Only by reaching out to the community at large can we fully understand how a neighborhood connects with the key resources in its midst.
In fact there’s a wealth of evidence to support the idea that books can help to boost good mental health. ‘Bibliotherapy,’ a term first coined by American essayist Samuel Crothers in a 1916 issue of Atlantic Monthly, means the art of using literature and reading as a healing activity. It’s widely accepted as a way to enhance wellbeing.
Enter the Vancouver Tool Library, which loans out more than 2,000 items. It is part of a movement of Libraries of Things (LoT), which are taking the classic “reduce, reuse, recycle” mantra to new heights. These social enterprises share with the public everything from backpacks to boomboxes, baby carriers, and beer-brewing equipment. Some even rent ties and suit jackets for job seekers.

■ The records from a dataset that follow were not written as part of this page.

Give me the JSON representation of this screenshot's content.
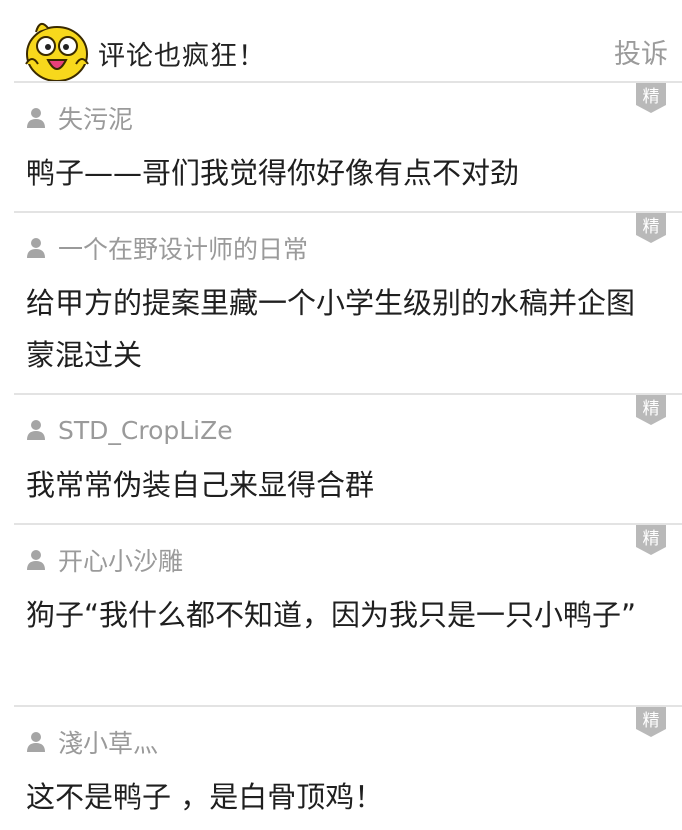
{
  "header": {
    "title": "评论也疯狂！",
    "report_label": "投诉",
    "mascot_icon": "yellow-bird-mascot-icon"
  },
  "badge_label": "精",
  "colors": {
    "badge": "#b9b9b9",
    "divider": "#e3e3e3",
    "username": "#9a9a9a",
    "text": "#1f1f1f",
    "mascot": "#f7d81c"
  },
  "comments": [
    {
      "user": "失污泥",
      "text": "鸭子——哥们我觉得你好像有点不对劲"
    },
    {
      "user": "一个在野设计师的日常",
      "text": "给甲方的提案里藏一个小学生级别的水稿并企图蒙混过关"
    },
    {
      "user": "STD_CropLiZe",
      "text": "我常常伪装自己来显得合群"
    },
    {
      "user": "开心小沙雕",
      "text": "狗子“我什么都不知道，因为我只是一只小鸭子”"
    },
    {
      "user": "淺小草灬",
      "text": "这不是鸭子 ，是白骨顶鸡！"
    }
  ]
}
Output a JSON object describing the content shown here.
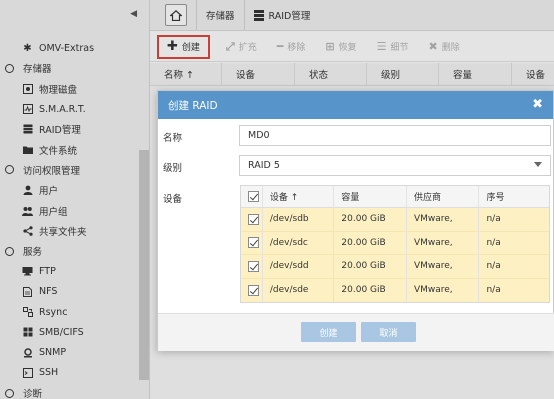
{
  "sidebar": {
    "items": [
      {
        "label": "OMV-Extras",
        "icon": "puzzle-icon",
        "type": "child"
      },
      {
        "label": "存储器",
        "icon": "circle-icon",
        "type": "group"
      },
      {
        "label": "物理磁盘",
        "icon": "disk-icon",
        "type": "child"
      },
      {
        "label": "S.M.A.R.T.",
        "icon": "smart-icon",
        "type": "child"
      },
      {
        "label": "RAID管理",
        "icon": "database-icon",
        "type": "child"
      },
      {
        "label": "文件系统",
        "icon": "folder-icon",
        "type": "child"
      },
      {
        "label": "访问权限管理",
        "icon": "circle-icon",
        "type": "group"
      },
      {
        "label": "用户",
        "icon": "user-icon",
        "type": "child"
      },
      {
        "label": "用户组",
        "icon": "users-icon",
        "type": "child"
      },
      {
        "label": "共享文件夹",
        "icon": "share-icon",
        "type": "child"
      },
      {
        "label": "服务",
        "icon": "circle-icon",
        "type": "group"
      },
      {
        "label": "FTP",
        "icon": "ftp-icon",
        "type": "child"
      },
      {
        "label": "NFS",
        "icon": "file-icon",
        "type": "child"
      },
      {
        "label": "Rsync",
        "icon": "sync-icon",
        "type": "child"
      },
      {
        "label": "SMB/CIFS",
        "icon": "windows-icon",
        "type": "child"
      },
      {
        "label": "SNMP",
        "icon": "network-icon",
        "type": "child"
      },
      {
        "label": "SSH",
        "icon": "terminal-icon",
        "type": "child"
      },
      {
        "label": "诊断",
        "icon": "circle-icon",
        "type": "group"
      }
    ]
  },
  "breadcrumb": {
    "storage": "存储器",
    "raid": "RAID管理"
  },
  "toolbar": {
    "create": "创建",
    "grow": "扩充",
    "remove": "移除",
    "recover": "恢复",
    "detail": "细节",
    "delete": "删除"
  },
  "grid": {
    "columns": [
      "名称 ↑",
      "设备",
      "状态",
      "级别",
      "容量",
      "设备"
    ]
  },
  "modal": {
    "title": "创建 RAID",
    "name_label": "名称",
    "name_value": "MD0",
    "level_label": "级别",
    "level_value": "RAID 5",
    "devices_label": "设备",
    "table": {
      "headers": {
        "device": "设备 ↑",
        "capacity": "容量",
        "vendor": "供应商",
        "serial": "序号"
      },
      "rows": [
        {
          "device": "/dev/sdb",
          "capacity": "20.00 GiB",
          "vendor": "VMware,",
          "serial": "n/a"
        },
        {
          "device": "/dev/sdc",
          "capacity": "20.00 GiB",
          "vendor": "VMware,",
          "serial": "n/a"
        },
        {
          "device": "/dev/sdd",
          "capacity": "20.00 GiB",
          "vendor": "VMware,",
          "serial": "n/a"
        },
        {
          "device": "/dev/sde",
          "capacity": "20.00 GiB",
          "vendor": "VMware,",
          "serial": "n/a"
        }
      ]
    },
    "create_button": "创建",
    "cancel_button": "取消"
  },
  "colors": {
    "modal_header": "#5794c9",
    "selected_row": "#fdf1c4",
    "create_highlight": "#e0443c",
    "footer_button": "#a9c7e2"
  }
}
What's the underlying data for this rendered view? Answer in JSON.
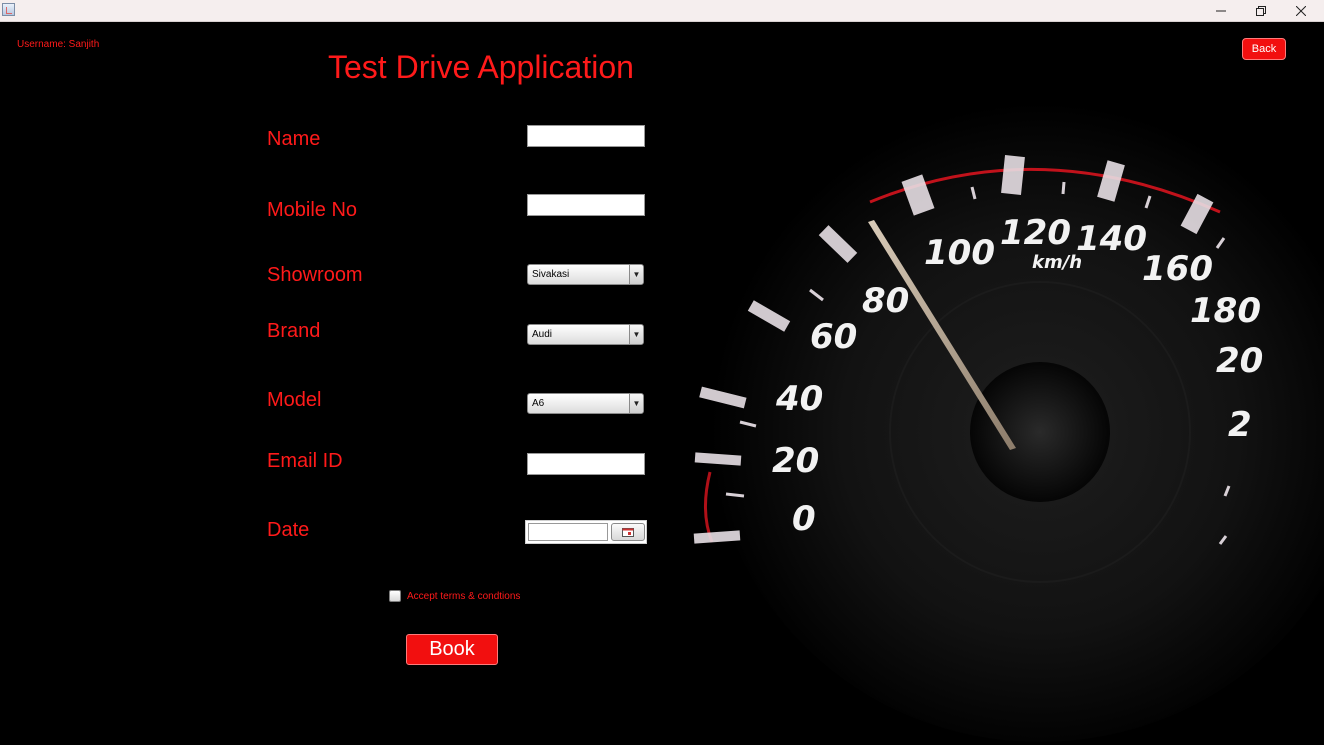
{
  "window": {
    "minimize_icon": "minimize-icon",
    "maximize_icon": "restore-icon",
    "close_icon": "close-icon"
  },
  "header": {
    "username": "Username: Sanjith",
    "title": "Test Drive Application",
    "back_label": "Back"
  },
  "form": {
    "name_label": "Name",
    "name_value": "",
    "mobile_label": "Mobile No",
    "mobile_value": "",
    "showroom_label": "Showroom",
    "showroom_value": "Sivakasi",
    "brand_label": "Brand",
    "brand_value": "Audi",
    "model_label": "Model",
    "model_value": "A6",
    "email_label": "Email ID",
    "email_value": "",
    "date_label": "Date",
    "date_value": "",
    "terms_label": "Accept terms & condtions",
    "terms_checked": false,
    "book_label": "Book"
  },
  "speedometer": {
    "ticks": [
      "0",
      "20",
      "40",
      "60",
      "80",
      "100",
      "120",
      "140",
      "160",
      "180",
      "20",
      "2"
    ],
    "unit": "km/h"
  },
  "colors": {
    "accent": "#ff1a1a",
    "button_bg": "#f20f0f",
    "background": "#000000"
  }
}
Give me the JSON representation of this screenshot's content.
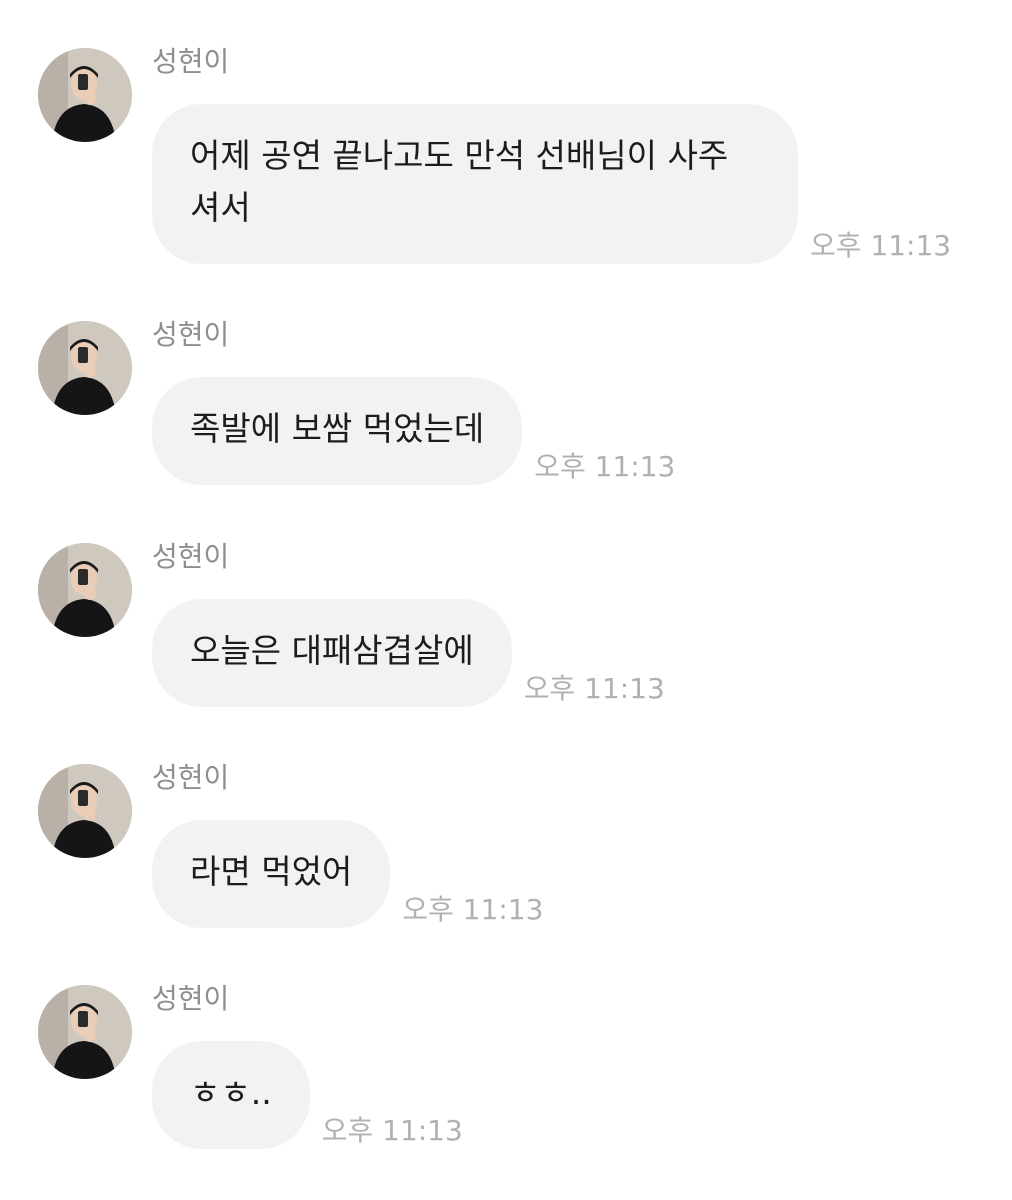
{
  "messages": [
    {
      "sender": "성현이",
      "text": "어제 공연 끝나고도 만석 선배님이 사주\n셔서",
      "time": "오후 11:13"
    },
    {
      "sender": "성현이",
      "text": "족발에 보쌈 먹었는데",
      "time": "오후 11:13"
    },
    {
      "sender": "성현이",
      "text": "오늘은 대패삼겹살에",
      "time": "오후 11:13"
    },
    {
      "sender": "성현이",
      "text": "라면 먹었어",
      "time": "오후 11:13"
    },
    {
      "sender": "성현이",
      "text": "ㅎㅎ..",
      "time": "오후 11:13"
    }
  ],
  "colors": {
    "bubble": "#f2f2f5",
    "sender_text": "#8e8e93",
    "time_text": "#b0b0b5",
    "message_text": "#1c1c1e"
  },
  "icons": {
    "avatar": "profile-photo"
  }
}
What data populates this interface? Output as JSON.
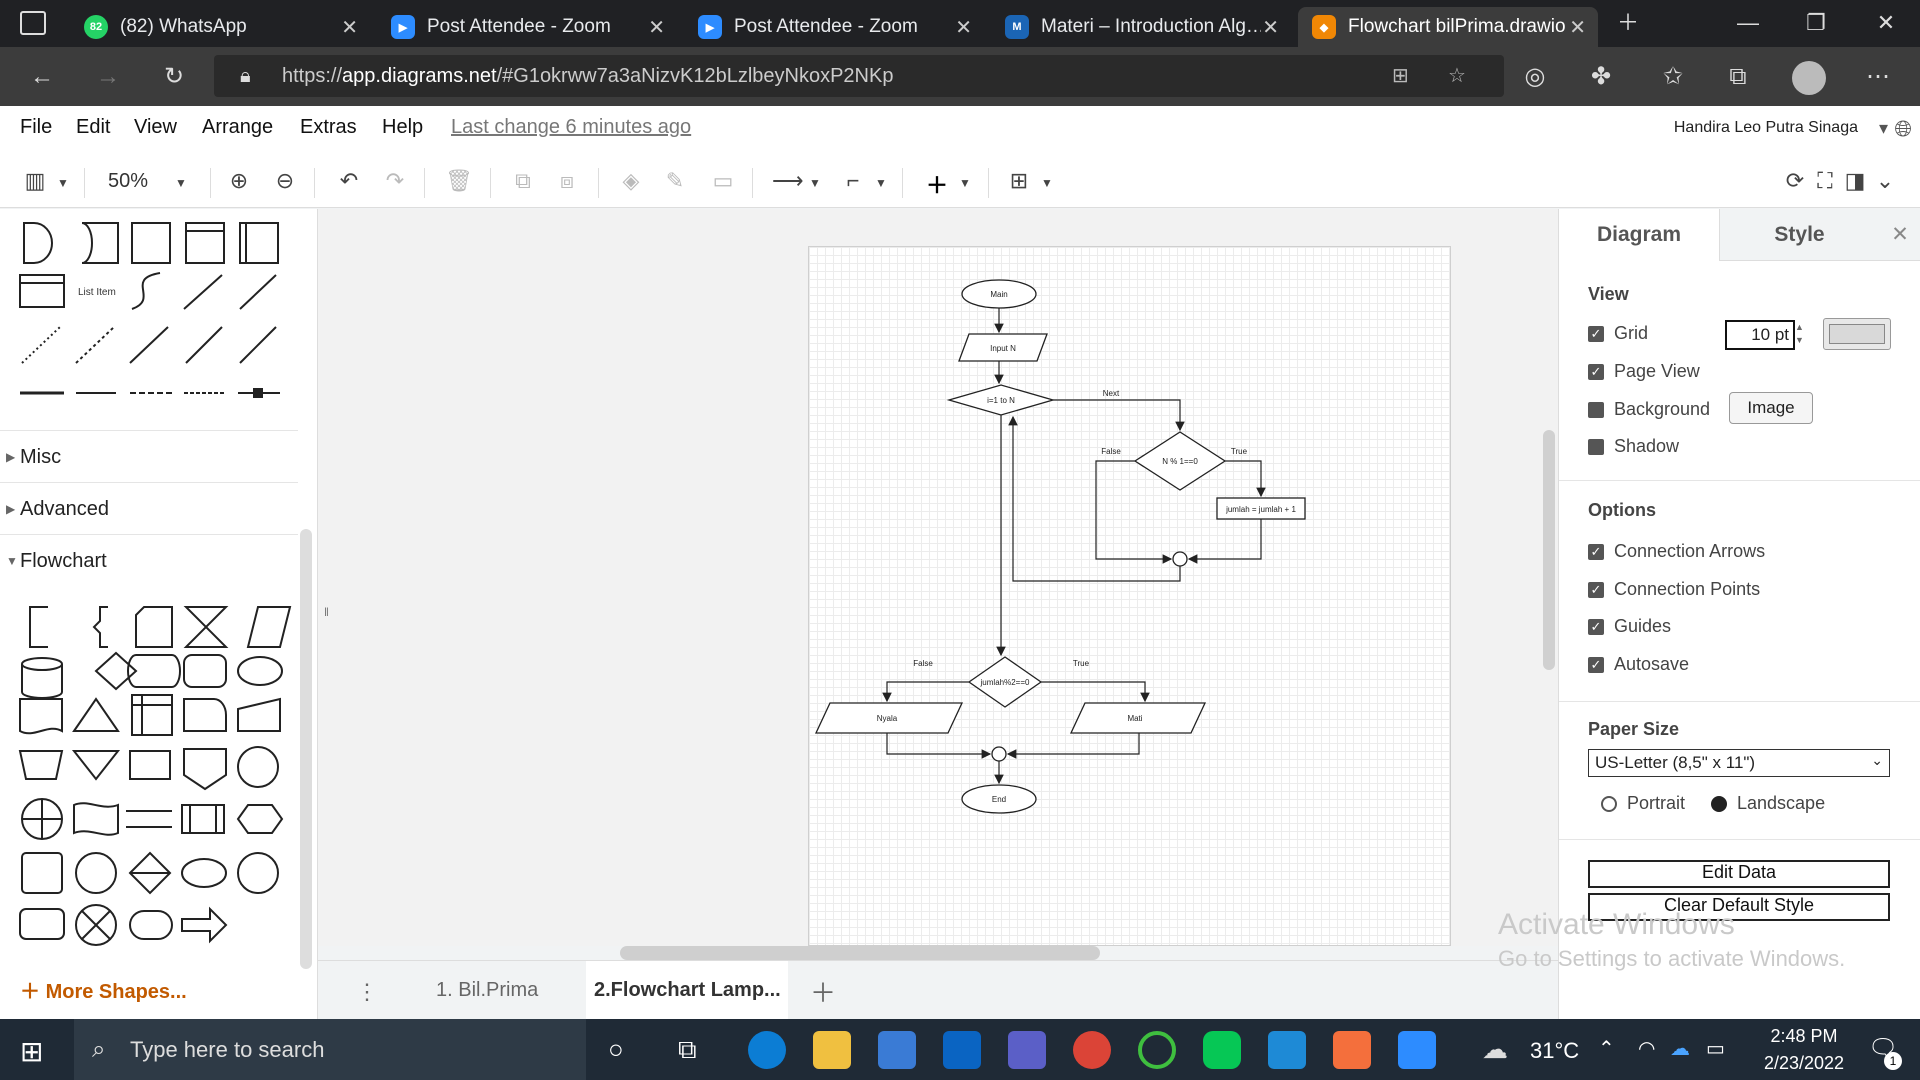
{
  "browser": {
    "tabs": [
      {
        "title": "(82) WhatsApp",
        "badge": "82",
        "color": "#25d366"
      },
      {
        "title": "Post Attendee - Zoom",
        "color": "#2d8cff"
      },
      {
        "title": "Post Attendee - Zoom",
        "color": "#2d8cff"
      },
      {
        "title": "Materi – Introduction Alg…",
        "color": "#1b65b5"
      },
      {
        "title": "Flowchart bilPrima.drawio",
        "color": "#f08705"
      }
    ],
    "url_prefix": "https://",
    "url_host": "app.diagrams.net",
    "url_rest": "/#G1okrww7a3aNizvK12bLzlbeyNkoxP2NKp"
  },
  "menu": {
    "items": [
      "File",
      "Edit",
      "View",
      "Arrange",
      "Extras",
      "Help"
    ],
    "last_change": "Last change 6 minutes ago",
    "user": "Handira Leo Putra Sinaga"
  },
  "toolbar": {
    "zoom": "50%"
  },
  "left_panel": {
    "list_item_label": "List Item",
    "sections": [
      "Misc",
      "Advanced",
      "Flowchart"
    ],
    "more_shapes": "More Shapes..."
  },
  "diagram": {
    "main": "Main",
    "input": "Input N",
    "loop": "i=1 to N",
    "next": "Next",
    "cond1": "N % 1==0",
    "false1": "False",
    "true1": "True",
    "process": "jumlah = jumlah + 1",
    "cond2": "jumlah%2==0",
    "false2": "False",
    "true2": "True",
    "out_false": "Nyala",
    "out_true": "Mati",
    "end": "End"
  },
  "page_tabs": [
    "1. Bil.Prima",
    "2.Flowchart Lamp..."
  ],
  "right_panel": {
    "tabs": [
      "Diagram",
      "Style"
    ],
    "view_title": "View",
    "view_options": [
      {
        "label": "Grid",
        "checked": true
      },
      {
        "label": "Page View",
        "checked": true
      },
      {
        "label": "Background",
        "checked": false
      },
      {
        "label": "Shadow",
        "checked": false
      }
    ],
    "grid_size": "10 pt",
    "image_button": "Image",
    "options_title": "Options",
    "options": [
      {
        "label": "Connection Arrows",
        "checked": true
      },
      {
        "label": "Connection Points",
        "checked": true
      },
      {
        "label": "Guides",
        "checked": true
      },
      {
        "label": "Autosave",
        "checked": true
      }
    ],
    "paper_title": "Paper Size",
    "paper_value": "US-Letter (8,5\" x 11\")",
    "orientation": [
      "Portrait",
      "Landscape"
    ],
    "orientation_selected": "Landscape",
    "edit_data": "Edit Data",
    "clear_style": "Clear Default Style"
  },
  "watermark": {
    "line1": "Activate Windows",
    "line2": "Go to Settings to activate Windows."
  },
  "taskbar": {
    "search_placeholder": "Type here to search",
    "temperature": "31°C",
    "time": "2:48 PM",
    "date": "2/23/2022",
    "notifications": "1"
  }
}
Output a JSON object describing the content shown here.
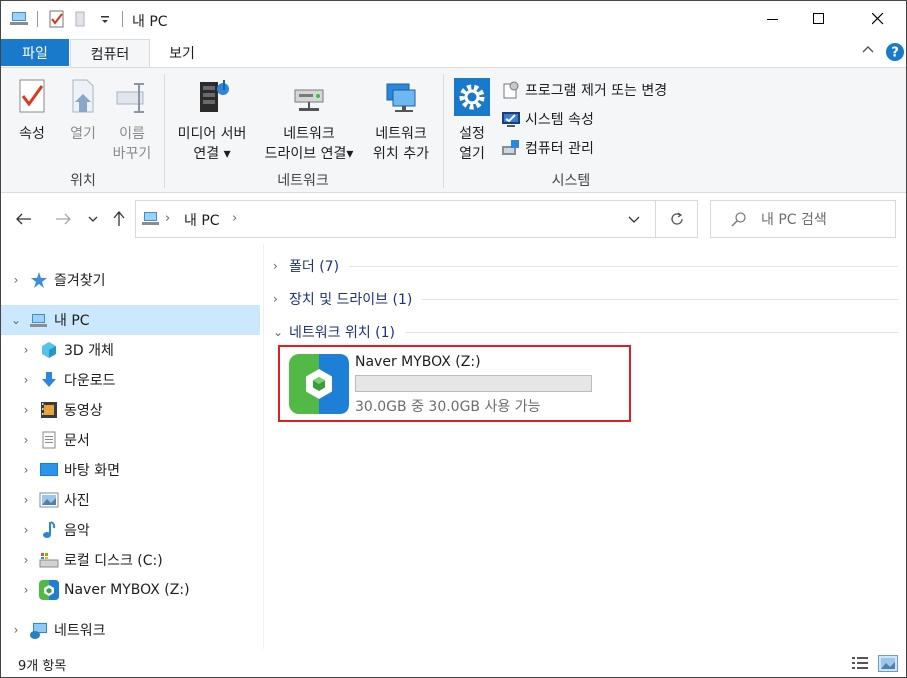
{
  "window": {
    "title": "내 PC"
  },
  "ribbon_tabs": {
    "file": "파일",
    "computer": "컴퓨터",
    "view": "보기"
  },
  "ribbon": {
    "location": {
      "label": "위치",
      "properties": "속성",
      "open": "열기",
      "rename_line1": "이름",
      "rename_line2": "바꾸기"
    },
    "network": {
      "label": "네트워크",
      "media_line1": "미디어 서버",
      "media_line2": "연결",
      "map_line1": "네트워크",
      "map_line2": "드라이브 연결",
      "add_line1": "네트워크",
      "add_line2": "위치 추가"
    },
    "system": {
      "label": "시스템",
      "settings_line1": "설정",
      "settings_line2": "열기",
      "uninstall": "프로그램 제거 또는 변경",
      "sysprops": "시스템 속성",
      "manage": "컴퓨터 관리"
    }
  },
  "address": {
    "path": "내 PC",
    "search_placeholder": "내 PC 검색"
  },
  "navpane": {
    "favorites": "즐겨찾기",
    "this_pc": "내 PC",
    "items": [
      "3D 개체",
      "다운로드",
      "동영상",
      "문서",
      "바탕 화면",
      "사진",
      "음악",
      "로컬 디스크 (C:)",
      "Naver MYBOX (Z:)"
    ],
    "network": "네트워크"
  },
  "content": {
    "folders": "폴더 (7)",
    "devices": "장치 및 드라이브 (1)",
    "netloc": "네트워크 위치 (1)",
    "drive": {
      "name": "Naver MYBOX (Z:)",
      "free_text": "30.0GB 중 30.0GB 사용 가능",
      "used_fraction": 0
    }
  },
  "status": {
    "count": "9개 항목"
  },
  "colors": {
    "accent": "#1979ca",
    "selection": "#cce8ff",
    "highlight_border": "#e02020",
    "section_text": "#1e3287"
  }
}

Recognizing the power of Little Free Libraries to transform communities, the Little Free Library organization recently launched the Action Book Club. The book club is like any other book club in that it brings people together to read and discuss books — what makes it unique is that it encourages its members to take a positive action in their communities.
The Lafayette Library and Learning Center is one of many libraries around the U.S. and the world that are reshaping themselves, inside and out, to meet the changing needs of their communities.
In the 1950s the celebrated writer and conservationist Roderick Haig-Brown and his wife Ann, a school librarian and fiery Catholic, built one such wordy paradise in their home by the Campbell River on Vancouver Island.